Both the U.S. government (via executive order) and the State of California recently passed legislation directly relating to human trafficking. More countries are becoming aware of the threat of human trafficking and are creating environments that identify and even prosecute violations.
Human trafficking and the outcomes of this horrible practice will find fewer and fewer places of harbor. The United Nations has made the prevention of human trafficking a top priority and every day businesses and managers engaged in this practice are discovered, fined, or prosecuted.
- Trends in globalization have increased exposure of companies to victims of human trafficking.
Globalization has created an environment where supply channels, financial resources, markets, and opportunities can be found worldwide. Unfortunately, globalization has also created unprecedented exposure to labor pools that may be comprised of human trafficking victims.
- Exploitative working conditions are not ignored by the media, law enforcement, shareholders or investors.
Just search the Internet for "human trafficking" and businesses and the stories begin to pour forth. You've also heard the stories of major companies, clothing lines and manufacturers who were discovered with human trafficking victims in their operations.
Publicity of this type negatively reflects on the customer population. Investors, shareholders, and board of directors often react negatively to such practices.
- Human trafficking is one of the most severe violations of human rights.
Slavery in today's society. What more needs to be said? Victims are provided to companies to work in environments and conditions so harsh that they would leave if they possibly could, but they cannot.
They are forced to work to pay off fees related to their procurement, fees that would take years to and, in some cases, can never be paid off. Prisoners, adults or children are compelled to work, with no or little pay, and for so many hours in a week there is little time for health or hygiene.

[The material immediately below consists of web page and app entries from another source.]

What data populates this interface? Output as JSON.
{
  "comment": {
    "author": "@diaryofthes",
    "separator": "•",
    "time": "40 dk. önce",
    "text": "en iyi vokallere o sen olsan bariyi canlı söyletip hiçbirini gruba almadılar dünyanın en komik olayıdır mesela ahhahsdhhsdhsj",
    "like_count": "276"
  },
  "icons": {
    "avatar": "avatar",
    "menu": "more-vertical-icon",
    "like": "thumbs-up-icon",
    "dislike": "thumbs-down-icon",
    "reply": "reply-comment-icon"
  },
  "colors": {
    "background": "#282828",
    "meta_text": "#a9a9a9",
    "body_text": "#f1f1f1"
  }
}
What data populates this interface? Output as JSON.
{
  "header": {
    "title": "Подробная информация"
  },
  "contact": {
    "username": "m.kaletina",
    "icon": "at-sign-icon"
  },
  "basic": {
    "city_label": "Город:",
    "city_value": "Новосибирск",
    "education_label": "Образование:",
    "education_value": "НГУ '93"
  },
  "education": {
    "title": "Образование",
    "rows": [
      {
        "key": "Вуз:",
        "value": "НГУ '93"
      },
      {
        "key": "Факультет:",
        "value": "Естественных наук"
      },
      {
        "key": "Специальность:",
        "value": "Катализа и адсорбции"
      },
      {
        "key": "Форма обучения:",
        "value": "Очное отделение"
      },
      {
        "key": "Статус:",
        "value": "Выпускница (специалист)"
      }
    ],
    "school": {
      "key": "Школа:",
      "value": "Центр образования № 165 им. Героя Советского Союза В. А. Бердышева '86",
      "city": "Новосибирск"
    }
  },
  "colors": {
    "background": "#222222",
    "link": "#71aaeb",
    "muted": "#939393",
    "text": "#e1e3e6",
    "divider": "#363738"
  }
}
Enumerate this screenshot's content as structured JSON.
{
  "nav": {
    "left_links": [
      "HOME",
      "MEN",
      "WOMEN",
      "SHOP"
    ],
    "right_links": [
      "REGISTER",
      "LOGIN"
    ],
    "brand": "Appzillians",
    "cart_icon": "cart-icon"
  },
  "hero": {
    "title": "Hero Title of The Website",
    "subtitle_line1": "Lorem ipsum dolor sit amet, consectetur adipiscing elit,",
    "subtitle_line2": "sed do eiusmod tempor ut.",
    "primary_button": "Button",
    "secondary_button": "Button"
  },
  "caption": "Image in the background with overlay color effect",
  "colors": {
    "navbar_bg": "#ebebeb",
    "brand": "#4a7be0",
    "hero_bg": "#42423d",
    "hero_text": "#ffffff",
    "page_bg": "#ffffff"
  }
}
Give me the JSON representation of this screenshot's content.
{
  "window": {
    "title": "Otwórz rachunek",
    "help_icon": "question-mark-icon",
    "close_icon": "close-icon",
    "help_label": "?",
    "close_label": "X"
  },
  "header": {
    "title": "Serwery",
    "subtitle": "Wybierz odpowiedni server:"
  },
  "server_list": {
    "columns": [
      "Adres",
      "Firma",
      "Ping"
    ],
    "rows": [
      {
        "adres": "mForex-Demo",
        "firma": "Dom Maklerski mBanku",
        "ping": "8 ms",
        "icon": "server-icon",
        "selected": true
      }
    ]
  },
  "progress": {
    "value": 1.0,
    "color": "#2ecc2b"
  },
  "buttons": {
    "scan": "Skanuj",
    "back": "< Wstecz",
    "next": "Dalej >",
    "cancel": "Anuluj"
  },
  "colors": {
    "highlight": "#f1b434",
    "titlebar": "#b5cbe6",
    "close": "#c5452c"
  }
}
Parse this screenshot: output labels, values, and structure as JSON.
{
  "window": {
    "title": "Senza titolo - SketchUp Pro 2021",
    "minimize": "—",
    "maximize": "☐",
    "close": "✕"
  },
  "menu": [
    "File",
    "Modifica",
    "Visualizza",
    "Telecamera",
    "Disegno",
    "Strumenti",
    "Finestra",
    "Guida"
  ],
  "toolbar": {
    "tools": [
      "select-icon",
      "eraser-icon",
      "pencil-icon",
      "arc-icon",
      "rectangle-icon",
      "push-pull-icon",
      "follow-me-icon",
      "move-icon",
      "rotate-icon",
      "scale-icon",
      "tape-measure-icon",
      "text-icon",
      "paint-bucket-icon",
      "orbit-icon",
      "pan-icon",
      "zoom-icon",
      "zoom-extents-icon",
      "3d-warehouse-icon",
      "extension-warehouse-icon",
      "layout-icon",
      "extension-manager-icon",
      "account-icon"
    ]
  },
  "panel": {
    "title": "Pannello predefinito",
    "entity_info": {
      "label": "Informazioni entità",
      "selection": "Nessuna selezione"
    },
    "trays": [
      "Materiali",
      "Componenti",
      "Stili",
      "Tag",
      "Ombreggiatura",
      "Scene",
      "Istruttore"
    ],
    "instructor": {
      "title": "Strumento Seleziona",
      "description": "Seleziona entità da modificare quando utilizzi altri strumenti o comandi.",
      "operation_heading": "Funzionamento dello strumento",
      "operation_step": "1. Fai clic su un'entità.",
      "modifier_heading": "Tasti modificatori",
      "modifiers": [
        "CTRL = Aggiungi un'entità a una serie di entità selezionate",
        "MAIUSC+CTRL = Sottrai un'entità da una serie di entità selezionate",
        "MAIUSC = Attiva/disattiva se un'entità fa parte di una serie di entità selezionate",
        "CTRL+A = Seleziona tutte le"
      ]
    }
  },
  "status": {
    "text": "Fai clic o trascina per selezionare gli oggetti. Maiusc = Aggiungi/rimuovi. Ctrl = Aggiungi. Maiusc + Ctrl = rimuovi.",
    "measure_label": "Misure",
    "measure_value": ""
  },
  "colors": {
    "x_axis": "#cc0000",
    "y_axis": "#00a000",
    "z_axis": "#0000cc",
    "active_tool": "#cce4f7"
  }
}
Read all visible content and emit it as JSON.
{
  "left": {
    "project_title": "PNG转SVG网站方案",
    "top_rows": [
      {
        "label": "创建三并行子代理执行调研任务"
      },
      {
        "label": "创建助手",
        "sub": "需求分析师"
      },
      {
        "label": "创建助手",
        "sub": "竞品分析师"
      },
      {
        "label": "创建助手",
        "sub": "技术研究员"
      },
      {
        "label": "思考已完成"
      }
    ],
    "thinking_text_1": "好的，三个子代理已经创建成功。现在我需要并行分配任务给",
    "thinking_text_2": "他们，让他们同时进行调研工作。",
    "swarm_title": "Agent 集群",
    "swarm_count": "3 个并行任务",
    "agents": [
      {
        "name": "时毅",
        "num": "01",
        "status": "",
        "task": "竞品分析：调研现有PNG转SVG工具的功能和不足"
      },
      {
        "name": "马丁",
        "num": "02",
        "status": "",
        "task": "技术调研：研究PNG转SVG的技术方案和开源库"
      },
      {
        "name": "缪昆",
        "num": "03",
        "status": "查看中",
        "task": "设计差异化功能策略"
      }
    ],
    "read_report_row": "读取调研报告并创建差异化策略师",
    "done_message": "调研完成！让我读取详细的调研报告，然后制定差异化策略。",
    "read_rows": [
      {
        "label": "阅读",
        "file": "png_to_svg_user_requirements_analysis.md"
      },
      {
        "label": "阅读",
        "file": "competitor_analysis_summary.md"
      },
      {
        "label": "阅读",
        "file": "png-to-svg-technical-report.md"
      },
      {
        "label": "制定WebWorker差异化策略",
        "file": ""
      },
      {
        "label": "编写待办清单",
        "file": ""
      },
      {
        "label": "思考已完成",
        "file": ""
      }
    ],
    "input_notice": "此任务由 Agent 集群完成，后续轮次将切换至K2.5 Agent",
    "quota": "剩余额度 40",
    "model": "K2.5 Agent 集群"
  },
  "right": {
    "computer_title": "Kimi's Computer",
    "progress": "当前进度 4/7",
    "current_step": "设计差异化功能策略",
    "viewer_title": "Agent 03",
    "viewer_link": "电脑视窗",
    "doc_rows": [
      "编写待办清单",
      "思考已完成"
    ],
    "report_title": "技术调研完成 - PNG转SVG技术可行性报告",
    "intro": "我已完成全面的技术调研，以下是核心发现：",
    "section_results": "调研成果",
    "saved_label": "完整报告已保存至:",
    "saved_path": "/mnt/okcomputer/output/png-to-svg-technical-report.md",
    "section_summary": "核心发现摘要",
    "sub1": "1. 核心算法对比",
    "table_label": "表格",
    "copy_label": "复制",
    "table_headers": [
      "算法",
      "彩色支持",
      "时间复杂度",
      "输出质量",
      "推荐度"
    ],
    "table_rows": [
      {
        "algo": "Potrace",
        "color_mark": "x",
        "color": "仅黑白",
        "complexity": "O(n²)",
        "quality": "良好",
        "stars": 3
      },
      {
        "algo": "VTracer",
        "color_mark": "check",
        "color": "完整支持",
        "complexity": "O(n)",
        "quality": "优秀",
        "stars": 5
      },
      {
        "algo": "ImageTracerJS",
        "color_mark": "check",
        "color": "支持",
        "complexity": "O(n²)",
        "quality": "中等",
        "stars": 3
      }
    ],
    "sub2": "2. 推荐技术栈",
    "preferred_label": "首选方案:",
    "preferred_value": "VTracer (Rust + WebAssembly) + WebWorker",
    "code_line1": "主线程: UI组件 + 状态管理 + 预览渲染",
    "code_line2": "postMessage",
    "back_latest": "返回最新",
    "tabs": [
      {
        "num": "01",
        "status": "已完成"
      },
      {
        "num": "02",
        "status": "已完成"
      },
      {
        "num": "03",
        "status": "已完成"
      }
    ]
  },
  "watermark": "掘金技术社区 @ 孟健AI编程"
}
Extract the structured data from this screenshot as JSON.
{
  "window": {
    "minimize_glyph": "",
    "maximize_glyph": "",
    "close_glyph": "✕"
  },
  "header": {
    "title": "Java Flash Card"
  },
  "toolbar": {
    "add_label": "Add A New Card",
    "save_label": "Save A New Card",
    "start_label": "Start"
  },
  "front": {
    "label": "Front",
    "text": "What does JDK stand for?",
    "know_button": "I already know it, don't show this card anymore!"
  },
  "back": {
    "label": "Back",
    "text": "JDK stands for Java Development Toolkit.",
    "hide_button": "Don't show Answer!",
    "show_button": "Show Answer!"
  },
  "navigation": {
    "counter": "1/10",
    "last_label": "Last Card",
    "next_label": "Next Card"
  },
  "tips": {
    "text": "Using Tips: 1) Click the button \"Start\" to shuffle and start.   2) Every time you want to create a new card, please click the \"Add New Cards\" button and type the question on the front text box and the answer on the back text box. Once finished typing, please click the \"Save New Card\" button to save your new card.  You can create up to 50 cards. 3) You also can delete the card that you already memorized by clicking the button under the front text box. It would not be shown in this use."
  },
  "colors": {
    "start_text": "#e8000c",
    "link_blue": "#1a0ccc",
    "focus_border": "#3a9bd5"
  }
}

People are locked inside of workplaces, stripped of their identity documents and are not free to leave. These are just some of the types of human rights violations that emanate from human trafficking.